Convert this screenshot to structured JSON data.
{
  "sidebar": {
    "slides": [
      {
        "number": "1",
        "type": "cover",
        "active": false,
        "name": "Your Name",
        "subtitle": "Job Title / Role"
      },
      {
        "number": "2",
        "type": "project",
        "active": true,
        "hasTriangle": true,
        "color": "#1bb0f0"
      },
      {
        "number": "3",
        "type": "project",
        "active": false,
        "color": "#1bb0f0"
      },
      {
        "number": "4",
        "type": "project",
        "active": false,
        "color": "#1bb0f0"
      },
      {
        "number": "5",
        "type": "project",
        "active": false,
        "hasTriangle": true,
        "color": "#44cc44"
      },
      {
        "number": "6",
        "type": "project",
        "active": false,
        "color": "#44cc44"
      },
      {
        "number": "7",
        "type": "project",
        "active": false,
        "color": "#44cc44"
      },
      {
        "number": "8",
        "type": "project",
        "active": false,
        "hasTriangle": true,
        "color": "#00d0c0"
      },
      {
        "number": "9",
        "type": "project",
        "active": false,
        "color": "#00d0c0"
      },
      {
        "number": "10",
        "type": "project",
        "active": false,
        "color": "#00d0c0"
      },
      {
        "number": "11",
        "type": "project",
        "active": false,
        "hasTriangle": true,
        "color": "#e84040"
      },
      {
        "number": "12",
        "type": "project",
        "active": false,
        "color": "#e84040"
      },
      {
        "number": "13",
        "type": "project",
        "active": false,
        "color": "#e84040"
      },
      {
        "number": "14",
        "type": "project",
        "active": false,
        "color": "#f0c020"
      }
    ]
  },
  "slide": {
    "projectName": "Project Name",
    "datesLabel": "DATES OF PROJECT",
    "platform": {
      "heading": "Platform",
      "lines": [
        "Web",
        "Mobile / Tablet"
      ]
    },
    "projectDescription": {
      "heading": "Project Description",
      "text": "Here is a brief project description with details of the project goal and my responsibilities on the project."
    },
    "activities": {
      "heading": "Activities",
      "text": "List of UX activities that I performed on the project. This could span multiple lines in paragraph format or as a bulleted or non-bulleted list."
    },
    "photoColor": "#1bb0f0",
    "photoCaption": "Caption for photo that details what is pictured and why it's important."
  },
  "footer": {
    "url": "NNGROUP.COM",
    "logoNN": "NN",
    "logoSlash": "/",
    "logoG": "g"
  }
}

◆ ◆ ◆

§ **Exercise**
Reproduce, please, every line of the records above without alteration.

§ **Written answer**
Convert this screenshot to structured JSON data.
{
  "sidebar": {
    "slides": [
      {
        "number": "1",
        "type": "cover",
        "active": false,
        "name": "Your Name",
        "subtitle": "Job Title / Role"
      },
      {
        "number": "2",
        "type": "project",
        "active": true,
        "hasTriangle": true,
        "color": "#1bb0f0"
      },
      {
        "number": "3",
        "type": "project",
        "active": false,
        "color": "#1bb0f0"
      },
      {
        "number": "4",
        "type": "project",
        "active": false,
        "color": "#1bb0f0"
      },
      {
        "number": "5",
        "type": "project",
        "active": false,
        "hasTriangle": true,
        "color": "#44cc44"
      },
      {
        "number": "6",
        "type": "project",
        "active": false,
        "color": "#44cc44"
      },
      {
        "number": "7",
        "type": "project",
        "active": false,
        "color": "#44cc44"
      },
      {
        "number": "8",
        "type": "project",
        "active": false,
        "hasTriangle": true,
        "color": "#00d0c0"
      },
      {
        "number": "9",
        "type": "project",
        "active": false,
        "color": "#00d0c0"
      },
      {
        "number": "10",
        "type": "project",
        "active": false,
        "color": "#00d0c0"
      },
      {
        "number": "11",
        "type": "project",
        "active": false,
        "hasTriangle": true,
        "color": "#e84040"
      },
      {
        "number": "12",
        "type": "project",
        "active": false,
        "color": "#e84040"
      },
      {
        "number": "13",
        "type": "project",
        "active": false,
        "color": "#e84040"
      },
      {
        "number": "14",
        "type": "project",
        "active": false,
        "color": "#f0c020"
      }
    ]
  },
  "slide": {
    "projectName": "Project Name",
    "datesLabel": "DATES OF PROJECT",
    "platform": {
      "heading": "Platform",
      "lines": [
        "Web",
        "Mobile / Tablet"
      ]
    },
    "projectDescription": {
      "heading": "Project Description",
      "text": "Here is a brief project description with details of the project goal and my responsibilities on the project."
    },
    "activities": {
      "heading": "Activities",
      "text": "List of UX activities that I performed on the project. This could span multiple lines in paragraph format or as a bulleted or non-bulleted list."
    },
    "photoColor": "#1bb0f0",
    "photoCaption": "Caption for photo that details what is pictured and why it's important."
  },
  "footer": {
    "url": "NNGROUP.COM",
    "logoNN": "NN",
    "logoSlash": "/",
    "logoG": "g"
  }
}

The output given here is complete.